One way to find different shoes is when you go abroad. It’s always worth having a look, but remember to try shoes on later in the day (as your feet can swell up throughout the day), and with the socks or hosiery that you would wear them with to get the best idea of a true fit. And remember, heat can make your feet swell too.
Beware leather soles! They become very slippery, especially when it’s wet under foot! My advice is to take your new shoes directly to a cobbler and have a rubber sole attached immediately, before you get caught out, like I did a couple of times.
Of course, if you have really difficult feet to find “off the shelf” shoes for, you may consider having shoes specially made. I had a pair made in the Far East, and posted on to me which were perfect, but you can find someone in the UK who can make a last (mould for shoe-making) for you (check out a list of UK shoemakers here: www.shoefitters-uk.org.) It does cost hundreds of pounds to have a “last” made, and each pair of shoes will be much more expensive than an off-the-shelf pair, plus it will take a longer time to receive your shoes, but they should be absolutely perfect in every way if you have chosen exactly what you want and they’re made from a mould for your feet alone. If you need orthopaedic shoes made, I found a website to check out: www.thecordwainer.co.uk.
Look after your shoes – keep them clean, soled and heeled, and waterproofed if leather. Your shoes do say so much about you, but you also need to look after your feet. I would say, choose wisely. It is possible to get what you want and need, if you search carefully and are mindful of your feet, what you need your shoes to do, and where you are in your life journey.

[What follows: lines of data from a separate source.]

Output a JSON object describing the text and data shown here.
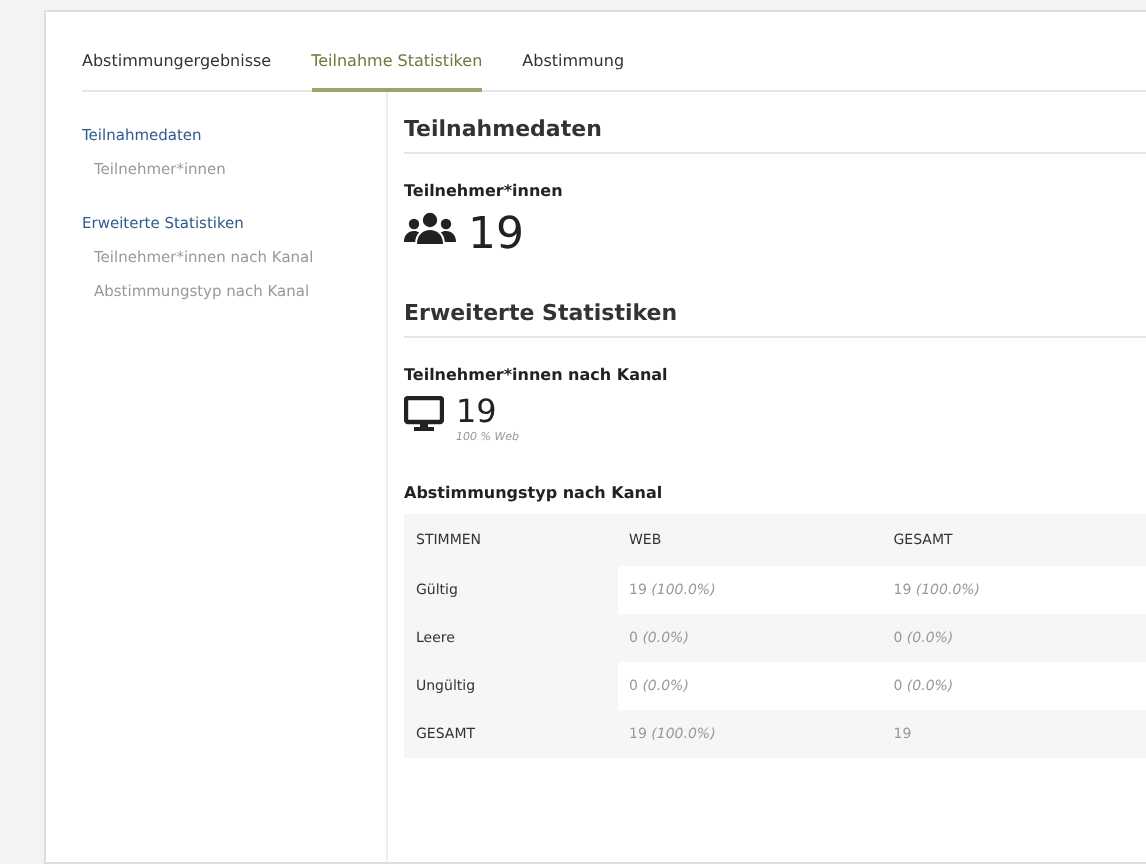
{
  "tabs": [
    {
      "label": "Abstimmungergebnisse",
      "selected": false
    },
    {
      "label": "Teilnahme Statistiken",
      "selected": true
    },
    {
      "label": "Abstimmung",
      "selected": false
    }
  ],
  "sidebar": {
    "items": [
      {
        "label": "Teilnahmedaten",
        "children": [
          {
            "label": "Teilnehmer*innen"
          }
        ]
      },
      {
        "label": "Erweiterte Statistiken",
        "children": [
          {
            "label": "Teilnehmer*innen nach Kanal"
          },
          {
            "label": "Abstimmungstyp nach Kanal"
          }
        ]
      }
    ]
  },
  "sections": [
    {
      "title": "Teilnahmedaten",
      "blocks": [
        {
          "kind": "stat",
          "title": "Teilnehmer*innen",
          "value": "19"
        }
      ]
    },
    {
      "title": "Erweiterte Statistiken",
      "blocks": [
        {
          "kind": "stat",
          "title": "Teilnehmer*innen nach Kanal",
          "value": "19",
          "caption": "100 % Web"
        },
        {
          "kind": "table",
          "title": "Abstimmungstyp nach Kanal",
          "columns": [
            "STIMMEN",
            "WEB",
            "GESAMT"
          ],
          "rows": [
            [
              "Gültig",
              "19 *(100.0%)*",
              "19 *(100.0%)*"
            ],
            [
              "Leere",
              "0 *(0.0%)*",
              "0 *(0.0%)*"
            ],
            [
              "Ungültig",
              "0 *(0.0%)*",
              "0 *(0.0%)*"
            ],
            [
              "GESAMT",
              "19 *(100.0%)*",
              "19"
            ]
          ]
        }
      ]
    }
  ]
}
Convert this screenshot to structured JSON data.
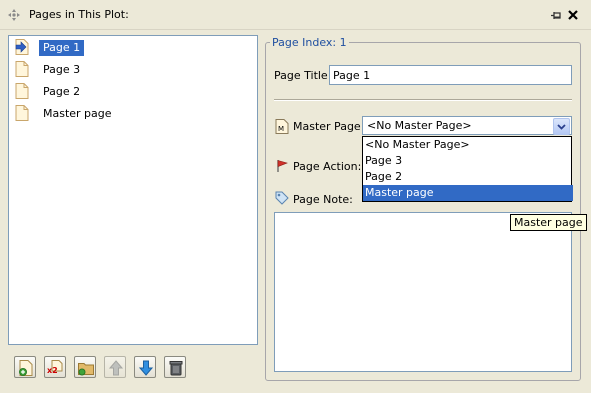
{
  "window": {
    "title": "Pages in This Plot:"
  },
  "pages": [
    {
      "label": "Page 1",
      "selected": true
    },
    {
      "label": "Page 3",
      "selected": false
    },
    {
      "label": "Page 2",
      "selected": false
    },
    {
      "label": "Master page",
      "selected": false
    }
  ],
  "toolbar": {
    "buttons": [
      "new-page-icon",
      "duplicate-page-icon",
      "folder-icon",
      "move-up-icon",
      "move-down-icon",
      "delete-icon"
    ],
    "duplicate_badge": "x2"
  },
  "properties": {
    "legend": "Page Index: 1",
    "title_label": "Page Title:",
    "title_value": "Page 1",
    "master_label": "Master Page:",
    "master_value": "<No Master Page>",
    "master_options": [
      "<No Master Page>",
      "Page 3",
      "Page 2",
      "Master page"
    ],
    "master_highlighted": "Master page",
    "action_label": "Page Action:",
    "note_label": "Page Note:",
    "note_value": "",
    "tooltip": "Master page"
  },
  "colors": {
    "selection": "#316ac5",
    "panel": "#ece9d8",
    "accent_text": "#1f4fa0"
  }
}
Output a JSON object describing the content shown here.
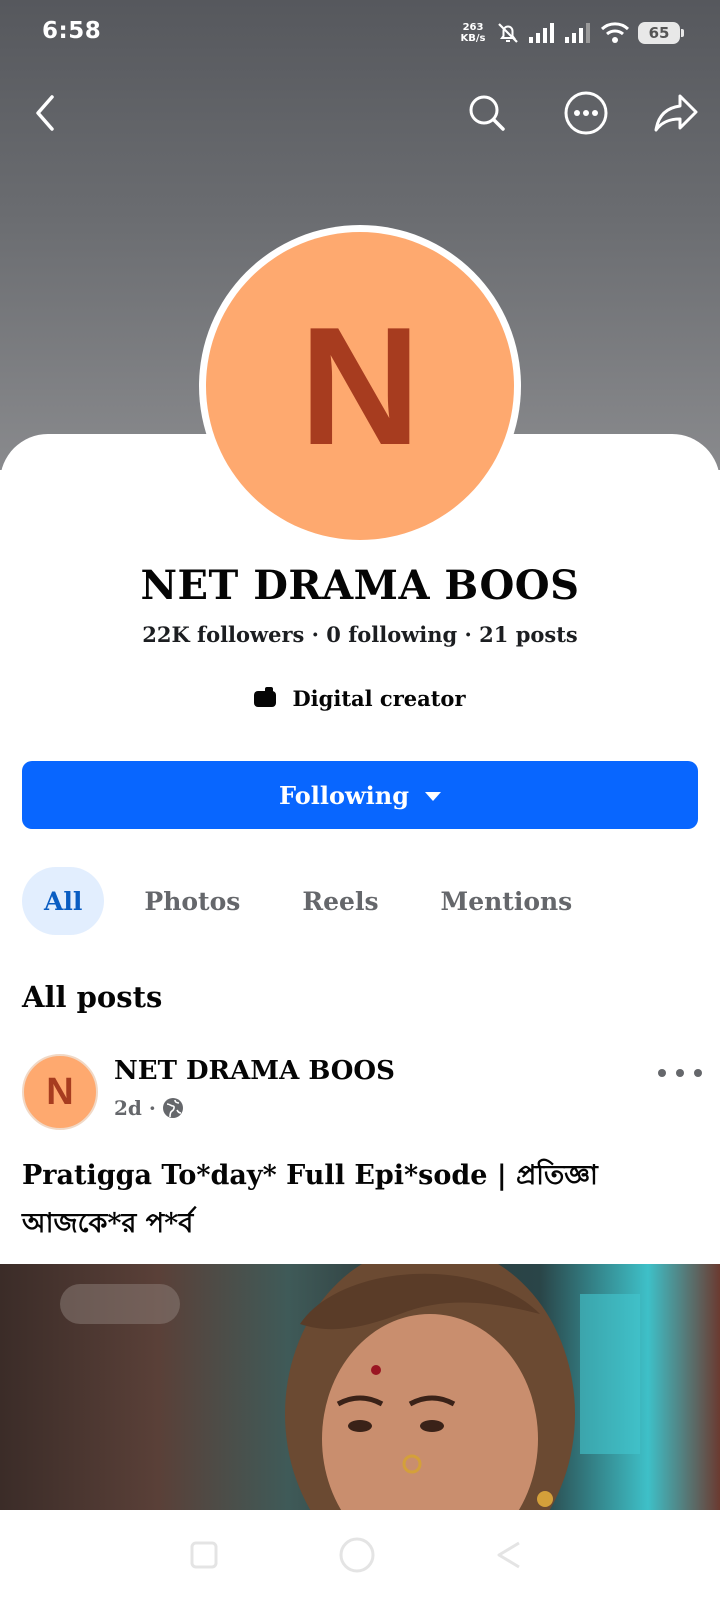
{
  "status_bar": {
    "time": "6:58",
    "net_speed_value": "263",
    "net_speed_unit": "KB/s",
    "battery": "65"
  },
  "profile": {
    "avatar_letter": "N",
    "name": "NET DRAMA BOOS",
    "stats": "22K followers · 0 following · 21 posts",
    "category": "Digital creator",
    "following_button": "Following"
  },
  "tabs": [
    {
      "label": "All",
      "active": true
    },
    {
      "label": "Photos",
      "active": false
    },
    {
      "label": "Reels",
      "active": false
    },
    {
      "label": "Mentions",
      "active": false
    }
  ],
  "section_title": "All posts",
  "post": {
    "avatar_letter": "N",
    "author": "NET DRAMA BOOS",
    "time": "2d ·",
    "text": "Pratigga To*day* Full Epi*sode | প্রতিজ্ঞা আজকে*র প*র্ব"
  },
  "colors": {
    "accent": "#0866ff",
    "avatar_bg": "#fea96f",
    "avatar_letter": "#a73c1f",
    "active_tab_bg": "#e2eefe"
  },
  "icons": {
    "back": "back-arrow-icon",
    "search": "search-icon",
    "more": "more-icon",
    "share": "share-icon",
    "category": "creator-icon",
    "audience": "globe-icon"
  }
}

If you want help determining good shoes for your lifestyle, whilst taking your “clothing personality” into account, please give me a call. Shoes are my favourite accessory!